## Work required
If a line below includes the string "icon", copy it.

(Items from an interface collection)
───
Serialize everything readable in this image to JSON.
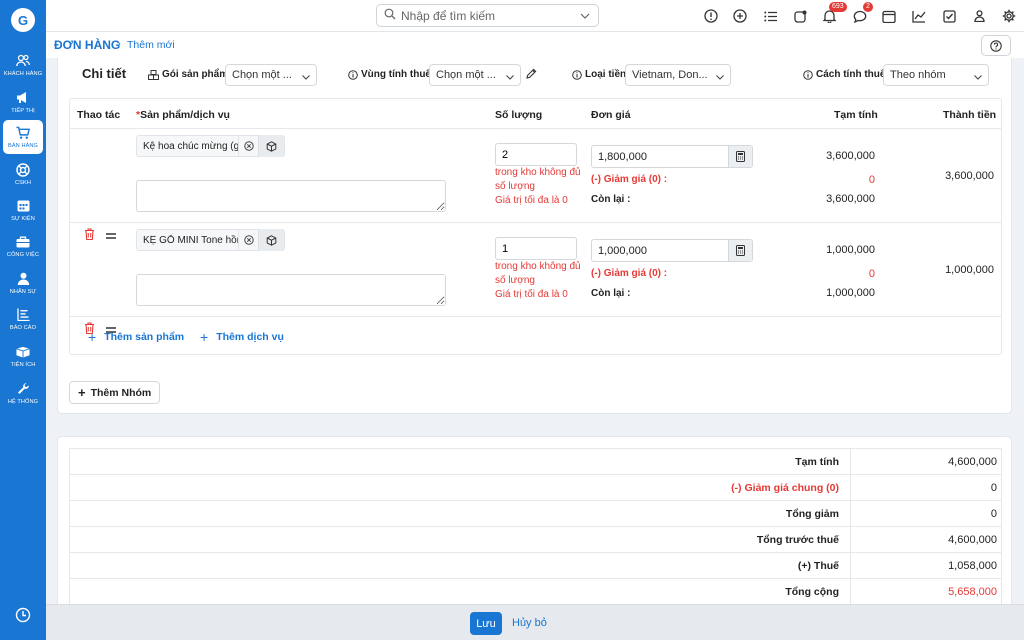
{
  "sidebar": {
    "logo": "G",
    "items": [
      {
        "label": "KHÁCH HÀNG",
        "icon": "users-icon"
      },
      {
        "label": "TIẾP THỊ",
        "icon": "megaphone-icon"
      },
      {
        "label": "BÁN HÀNG",
        "icon": "cart-icon",
        "active": true
      },
      {
        "label": "CSKH",
        "icon": "support-icon"
      },
      {
        "label": "SỰ KIỆN",
        "icon": "calendar-icon"
      },
      {
        "label": "CÔNG VIỆC",
        "icon": "briefcase-icon"
      },
      {
        "label": "NHÂN SỰ",
        "icon": "person-icon"
      },
      {
        "label": "BÁO CÁO",
        "icon": "report-icon"
      },
      {
        "label": "TIỆN ÍCH",
        "icon": "box-icon"
      },
      {
        "label": "HỆ THỐNG",
        "icon": "wrench-icon"
      }
    ]
  },
  "topbar": {
    "search_placeholder": "Nhập để tìm kiếm",
    "notifications_badge": "693",
    "messages_badge": "2"
  },
  "breadcrumb": {
    "main": "ĐƠN HÀNG",
    "separator": "›",
    "current": "Thêm mới"
  },
  "detail": {
    "title": "Chi tiết",
    "product_pack_label": "Gói sản phẩm",
    "product_pack_value": "Chọn một ...",
    "tax_zone_label": "Vùng tính thuế",
    "tax_zone_value": "Chọn một ...",
    "currency_label": "Loại tiền",
    "currency_value": "Vietnam, Don...",
    "tax_method_label": "Cách tính thuế",
    "tax_method_value": "Theo nhóm"
  },
  "table": {
    "headers": {
      "action": "Thao tác",
      "required_mark": "*",
      "product": "Sản phẩm/dịch vụ",
      "quantity": "Số lượng",
      "unit_price": "Đơn giá",
      "subtotal": "Tạm tính",
      "total": "Thành tiền"
    },
    "rows": [
      {
        "product": "Kệ hoa chúc mừng (gỗ",
        "quantity": "2",
        "warn_stock": "trong kho không đủ số lượng",
        "warn_max": "Giá trị tối đa là 0",
        "unit_price": "1,800,000",
        "discount_label": "(-) Giảm giá (0) :",
        "remaining_label": "Còn lại :",
        "subtotal": "3,600,000",
        "discount": "0",
        "remaining": "3,600,000",
        "total": "3,600,000"
      },
      {
        "product": "KỆ GỖ MINI Tone hồng",
        "quantity": "1",
        "warn_stock": "trong kho không đủ số lượng",
        "warn_max": "Giá trị tối đa là 0",
        "unit_price": "1,000,000",
        "discount_label": "(-) Giảm giá (0) :",
        "remaining_label": "Còn lại :",
        "subtotal": "1,000,000",
        "discount": "0",
        "remaining": "1,000,000",
        "total": "1,000,000"
      }
    ],
    "add_product": "Thêm sản phẩm",
    "add_service": "Thêm dịch vụ"
  },
  "add_group": "Thêm Nhóm",
  "summary": {
    "subtotal_label": "Tạm tính",
    "subtotal_value": "4,600,000",
    "discount_prefix": "(-)",
    "discount_label": "Giảm giá chung (0)",
    "discount_value": "0",
    "total_discount_label": "Tổng giảm",
    "total_discount_value": "0",
    "pre_tax_label": "Tổng trước thuế",
    "pre_tax_value": "4,600,000",
    "tax_label": "(+) Thuế",
    "tax_value": "1,058,000",
    "grand_total_label": "Tổng cộng",
    "grand_total_value": "5,658,000"
  },
  "footer": {
    "save": "Lưu",
    "cancel": "Hủy bỏ"
  }
}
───
## The completed task
        "icon": "users-icon"
        "icon": "megaphone-icon"
        "icon": "cart-icon",
        "icon": "support-icon"
        "icon": "calendar-icon"
        "icon": "briefcase-icon"
        "icon": "person-icon"
        "icon": "report-icon"
        "icon": "box-icon"
        "icon": "wrench-icon"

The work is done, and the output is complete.